song recommendation of the day: Nutcracker – Pyotr Ilyich Tchaikovsky
Today is set-up day! We are in Thailand as we speak 😃 (just kidding)
Bender’s arch nemesis FLEXO has made its debut in the SART location (in Australia😥).
Due to unfortunate events with the ever present pandemic, an executive decision was made that FOILED SART’s plans to attend the competition in person in Thailand. We will be sending our autographs out via mail. Sorry to our fans xoxo #makeitFART
Flexo has been carefully assembled and is wreaking havoc in the SART mazes. Flexo uses its inbuilt camera on the curved back, and 3D printed arm (the design is very human) to work its way through the mazes. The design team worked day and night to accommodate the cameras and incorporate them into the chassis. The cameras are located on the back curve of Flexo and the front edge of the arm. These locations guarantee that there are visuals on both ends of Flexo.
Flexo is the new and improved version of Bender. The sides of Flexo were designed on Fusion and 3D printed in order to achieve a curved front and back and a lighter frame. The curved front and back enables easier movement and ensures that there is minimal hinderance incurred from rough surfaces in the maze. The top and bottom of Flexo is made of acrylic that was laser cut.
In Bender, to access the inside of the robot, Velcro was used to secure the top to the body. In Flexo there are brass inserts along the inside edges of the sides to ensure a tighter seal within the body of Flexo. Comparatively the overall size of Flexo is 17% larger than Bender. However, the weight is significantly reduced due to the chassis being 3D printed.
SART’s designated driver has given his compliments to the mobility of Flexo – well done design team!
“Yeah, this is so much easier to drive than bender!” – Cooper (SART designated driver (SDD))
Flexo’s arm has been carefully crafted in the Fusion 360 and has been assembled with carbon fiber tubes to act as tendons in the very human, 1:1 replica of Mr Stock’s arm.
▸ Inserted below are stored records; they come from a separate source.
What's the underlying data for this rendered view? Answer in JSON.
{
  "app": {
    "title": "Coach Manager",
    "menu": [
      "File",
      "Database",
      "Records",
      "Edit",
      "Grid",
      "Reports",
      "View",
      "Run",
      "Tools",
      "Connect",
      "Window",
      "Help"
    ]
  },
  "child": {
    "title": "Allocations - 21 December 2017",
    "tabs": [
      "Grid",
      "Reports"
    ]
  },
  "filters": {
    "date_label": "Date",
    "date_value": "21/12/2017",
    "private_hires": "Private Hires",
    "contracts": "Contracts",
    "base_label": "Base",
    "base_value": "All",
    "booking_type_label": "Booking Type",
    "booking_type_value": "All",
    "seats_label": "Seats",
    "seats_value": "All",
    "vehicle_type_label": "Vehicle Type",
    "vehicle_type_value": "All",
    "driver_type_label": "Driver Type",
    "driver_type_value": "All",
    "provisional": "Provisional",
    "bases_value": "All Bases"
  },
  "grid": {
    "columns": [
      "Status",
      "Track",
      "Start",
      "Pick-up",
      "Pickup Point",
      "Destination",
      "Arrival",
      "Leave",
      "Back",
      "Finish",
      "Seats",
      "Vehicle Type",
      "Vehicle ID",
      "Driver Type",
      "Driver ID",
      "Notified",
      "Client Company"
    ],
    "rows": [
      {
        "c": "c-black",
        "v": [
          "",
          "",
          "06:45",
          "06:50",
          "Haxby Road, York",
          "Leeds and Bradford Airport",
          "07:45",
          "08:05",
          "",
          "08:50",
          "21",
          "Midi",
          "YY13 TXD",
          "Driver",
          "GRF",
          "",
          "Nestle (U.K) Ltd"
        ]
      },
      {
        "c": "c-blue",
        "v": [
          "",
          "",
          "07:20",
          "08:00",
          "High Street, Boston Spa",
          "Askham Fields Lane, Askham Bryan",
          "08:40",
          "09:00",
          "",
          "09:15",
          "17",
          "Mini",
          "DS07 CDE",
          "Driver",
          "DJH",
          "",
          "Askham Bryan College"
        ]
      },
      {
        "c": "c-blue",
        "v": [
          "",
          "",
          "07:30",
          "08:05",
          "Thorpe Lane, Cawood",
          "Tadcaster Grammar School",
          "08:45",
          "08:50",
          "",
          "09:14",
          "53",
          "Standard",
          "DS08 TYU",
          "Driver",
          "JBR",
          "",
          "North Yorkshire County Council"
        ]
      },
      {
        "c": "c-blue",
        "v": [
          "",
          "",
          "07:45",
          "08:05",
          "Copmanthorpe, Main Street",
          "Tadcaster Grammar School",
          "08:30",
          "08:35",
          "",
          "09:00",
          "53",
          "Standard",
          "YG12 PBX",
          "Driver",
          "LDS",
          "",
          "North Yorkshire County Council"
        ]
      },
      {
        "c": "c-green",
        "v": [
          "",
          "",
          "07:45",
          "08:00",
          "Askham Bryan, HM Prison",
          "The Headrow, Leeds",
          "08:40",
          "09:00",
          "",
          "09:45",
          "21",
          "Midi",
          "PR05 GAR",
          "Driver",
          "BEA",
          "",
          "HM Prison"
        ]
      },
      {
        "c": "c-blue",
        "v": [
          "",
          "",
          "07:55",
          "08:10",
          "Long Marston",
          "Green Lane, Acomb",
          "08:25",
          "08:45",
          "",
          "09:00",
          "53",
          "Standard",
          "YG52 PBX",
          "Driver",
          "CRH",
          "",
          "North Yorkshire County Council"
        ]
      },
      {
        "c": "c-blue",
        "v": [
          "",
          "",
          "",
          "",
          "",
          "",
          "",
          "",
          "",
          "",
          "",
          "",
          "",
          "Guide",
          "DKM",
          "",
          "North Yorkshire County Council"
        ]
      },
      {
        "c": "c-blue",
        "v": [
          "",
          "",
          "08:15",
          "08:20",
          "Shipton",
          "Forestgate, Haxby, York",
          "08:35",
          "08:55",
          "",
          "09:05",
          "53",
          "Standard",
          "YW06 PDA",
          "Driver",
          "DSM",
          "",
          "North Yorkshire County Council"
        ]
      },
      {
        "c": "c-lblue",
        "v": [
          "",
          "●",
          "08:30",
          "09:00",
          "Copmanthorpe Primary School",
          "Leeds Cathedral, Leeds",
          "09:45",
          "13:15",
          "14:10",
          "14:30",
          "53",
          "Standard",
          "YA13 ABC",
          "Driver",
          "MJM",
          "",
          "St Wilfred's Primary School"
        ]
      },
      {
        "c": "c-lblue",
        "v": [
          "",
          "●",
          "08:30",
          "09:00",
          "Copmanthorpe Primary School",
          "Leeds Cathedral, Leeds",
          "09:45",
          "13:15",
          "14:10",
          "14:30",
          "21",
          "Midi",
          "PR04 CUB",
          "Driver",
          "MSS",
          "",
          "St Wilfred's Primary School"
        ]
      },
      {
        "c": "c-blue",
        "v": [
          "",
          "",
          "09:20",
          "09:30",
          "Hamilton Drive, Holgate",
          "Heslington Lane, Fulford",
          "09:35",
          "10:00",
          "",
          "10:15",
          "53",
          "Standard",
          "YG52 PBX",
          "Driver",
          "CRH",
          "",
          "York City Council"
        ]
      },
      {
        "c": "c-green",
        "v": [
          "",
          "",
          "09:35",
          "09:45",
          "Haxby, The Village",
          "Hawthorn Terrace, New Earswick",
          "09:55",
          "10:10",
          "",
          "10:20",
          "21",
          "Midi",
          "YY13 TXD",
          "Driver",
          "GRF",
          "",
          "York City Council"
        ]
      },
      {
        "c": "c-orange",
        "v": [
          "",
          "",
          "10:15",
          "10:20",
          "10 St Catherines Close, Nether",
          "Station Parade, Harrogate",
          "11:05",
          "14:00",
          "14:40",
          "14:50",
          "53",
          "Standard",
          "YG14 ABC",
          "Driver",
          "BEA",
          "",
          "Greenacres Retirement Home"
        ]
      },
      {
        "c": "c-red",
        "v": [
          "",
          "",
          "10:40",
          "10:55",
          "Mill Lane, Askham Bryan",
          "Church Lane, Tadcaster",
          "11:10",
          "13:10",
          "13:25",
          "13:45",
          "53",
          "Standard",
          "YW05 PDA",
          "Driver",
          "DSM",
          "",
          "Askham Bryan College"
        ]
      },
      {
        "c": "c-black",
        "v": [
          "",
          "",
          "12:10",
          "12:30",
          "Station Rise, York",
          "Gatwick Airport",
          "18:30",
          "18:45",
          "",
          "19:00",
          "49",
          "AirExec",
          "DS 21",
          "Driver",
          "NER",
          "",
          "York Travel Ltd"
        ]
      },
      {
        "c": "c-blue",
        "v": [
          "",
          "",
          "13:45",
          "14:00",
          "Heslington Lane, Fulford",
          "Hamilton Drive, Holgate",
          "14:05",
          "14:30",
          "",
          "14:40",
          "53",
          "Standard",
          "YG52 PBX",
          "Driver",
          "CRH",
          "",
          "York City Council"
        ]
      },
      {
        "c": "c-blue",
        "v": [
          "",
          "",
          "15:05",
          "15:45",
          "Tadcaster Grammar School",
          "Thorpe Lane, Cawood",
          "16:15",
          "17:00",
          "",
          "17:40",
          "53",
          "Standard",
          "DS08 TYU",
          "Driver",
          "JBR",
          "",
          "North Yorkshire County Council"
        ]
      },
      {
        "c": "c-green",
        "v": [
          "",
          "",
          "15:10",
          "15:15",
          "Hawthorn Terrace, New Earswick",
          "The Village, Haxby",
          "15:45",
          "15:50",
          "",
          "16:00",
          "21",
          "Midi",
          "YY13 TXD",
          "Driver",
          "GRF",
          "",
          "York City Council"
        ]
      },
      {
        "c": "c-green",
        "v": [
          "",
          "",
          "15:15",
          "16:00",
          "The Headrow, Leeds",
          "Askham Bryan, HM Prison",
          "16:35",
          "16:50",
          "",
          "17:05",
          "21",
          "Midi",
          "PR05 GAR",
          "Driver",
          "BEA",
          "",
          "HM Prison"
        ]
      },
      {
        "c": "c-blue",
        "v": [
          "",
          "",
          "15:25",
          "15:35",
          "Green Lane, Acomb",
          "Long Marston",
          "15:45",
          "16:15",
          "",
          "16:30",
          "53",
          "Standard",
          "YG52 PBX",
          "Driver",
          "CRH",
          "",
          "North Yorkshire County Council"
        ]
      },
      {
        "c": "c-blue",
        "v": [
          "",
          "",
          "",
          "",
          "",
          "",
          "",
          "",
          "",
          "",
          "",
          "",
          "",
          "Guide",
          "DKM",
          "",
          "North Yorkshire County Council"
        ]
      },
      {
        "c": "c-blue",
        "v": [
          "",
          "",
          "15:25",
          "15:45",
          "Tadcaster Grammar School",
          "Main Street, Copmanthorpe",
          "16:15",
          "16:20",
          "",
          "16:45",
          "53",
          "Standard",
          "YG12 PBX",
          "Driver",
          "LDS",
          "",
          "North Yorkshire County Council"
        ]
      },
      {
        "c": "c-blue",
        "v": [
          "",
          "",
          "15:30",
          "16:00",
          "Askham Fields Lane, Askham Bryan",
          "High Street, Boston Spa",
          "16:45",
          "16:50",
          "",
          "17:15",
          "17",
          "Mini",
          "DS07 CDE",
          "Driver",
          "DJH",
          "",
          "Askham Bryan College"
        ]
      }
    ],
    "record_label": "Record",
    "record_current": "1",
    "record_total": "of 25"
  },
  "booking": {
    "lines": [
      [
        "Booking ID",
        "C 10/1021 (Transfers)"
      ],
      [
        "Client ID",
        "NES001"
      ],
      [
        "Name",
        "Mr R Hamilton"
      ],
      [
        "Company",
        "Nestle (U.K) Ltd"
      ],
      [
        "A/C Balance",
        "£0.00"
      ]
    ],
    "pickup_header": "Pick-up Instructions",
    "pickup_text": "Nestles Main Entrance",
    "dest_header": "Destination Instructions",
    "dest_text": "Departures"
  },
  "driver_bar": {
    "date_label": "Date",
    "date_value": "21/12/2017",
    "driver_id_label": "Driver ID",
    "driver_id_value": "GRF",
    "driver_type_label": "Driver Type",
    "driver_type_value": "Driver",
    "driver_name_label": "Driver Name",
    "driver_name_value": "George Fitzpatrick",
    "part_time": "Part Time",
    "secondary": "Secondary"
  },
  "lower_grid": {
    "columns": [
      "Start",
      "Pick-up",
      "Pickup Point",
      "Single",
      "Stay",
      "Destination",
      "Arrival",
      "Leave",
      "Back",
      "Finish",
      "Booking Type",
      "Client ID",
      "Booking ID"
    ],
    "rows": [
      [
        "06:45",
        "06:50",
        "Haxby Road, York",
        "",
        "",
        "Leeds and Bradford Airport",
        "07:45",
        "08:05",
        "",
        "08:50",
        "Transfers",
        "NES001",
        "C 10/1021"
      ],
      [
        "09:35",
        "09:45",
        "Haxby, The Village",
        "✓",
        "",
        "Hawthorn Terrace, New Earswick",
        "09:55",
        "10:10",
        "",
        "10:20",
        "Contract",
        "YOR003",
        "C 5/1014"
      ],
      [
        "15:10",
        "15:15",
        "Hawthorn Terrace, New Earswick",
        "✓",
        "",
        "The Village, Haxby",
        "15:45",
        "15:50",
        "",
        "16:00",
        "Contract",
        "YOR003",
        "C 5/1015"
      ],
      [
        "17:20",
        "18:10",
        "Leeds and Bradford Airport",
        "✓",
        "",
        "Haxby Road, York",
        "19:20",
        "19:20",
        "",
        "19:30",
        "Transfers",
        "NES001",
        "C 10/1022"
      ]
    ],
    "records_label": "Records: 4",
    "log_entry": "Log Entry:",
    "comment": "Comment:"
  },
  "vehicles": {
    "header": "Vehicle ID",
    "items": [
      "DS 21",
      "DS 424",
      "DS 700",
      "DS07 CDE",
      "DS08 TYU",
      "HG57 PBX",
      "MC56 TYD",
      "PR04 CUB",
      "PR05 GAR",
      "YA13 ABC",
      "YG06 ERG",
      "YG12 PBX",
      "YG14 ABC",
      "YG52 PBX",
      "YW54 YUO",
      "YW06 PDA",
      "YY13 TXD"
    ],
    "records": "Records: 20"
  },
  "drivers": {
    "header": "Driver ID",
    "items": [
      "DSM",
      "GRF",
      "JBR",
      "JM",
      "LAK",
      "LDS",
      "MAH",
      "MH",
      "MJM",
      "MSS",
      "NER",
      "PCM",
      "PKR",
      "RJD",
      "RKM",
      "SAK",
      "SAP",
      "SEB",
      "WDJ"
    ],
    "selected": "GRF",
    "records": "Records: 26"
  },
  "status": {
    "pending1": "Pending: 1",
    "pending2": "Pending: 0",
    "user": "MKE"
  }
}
Most parts of the arm have been 3D printed, including the state of the art gripper, which handles objects that obstruct the path of Flexo. Due to the materials used in the arm’s construction, the build is substantially lighter and easier to maneuver on Flexo.
In the next coming days STL files for the chassis will be released to the public. Below is a sample of the sketch used to print the sides of Flexo. The design team used Fusion to create sketches such as the one below.
The software team created a code in 2021 for the purpose of hazmat sign recognition. In a real world scenario, in the event of a disaster a robot can be sent in with hazmat sign recognition in order to identify any hazards. For this year’s competition, the software team drastically improved the code in preparation for the new disasters 🙈. The code has worked well in previous years, so we are looking forward to a successful hazmat sign recognition process.
- UPDATE: the robot is currently overheating – due to the well enclosed and rounded nature of Flexo – hardware team will most likely need to drill holes to prevent the imminent threat of global destruction
Shout out to Bender for keeping it real all these years 😑
Thanks to our fans @DELL, we never could’ve made it here without you <3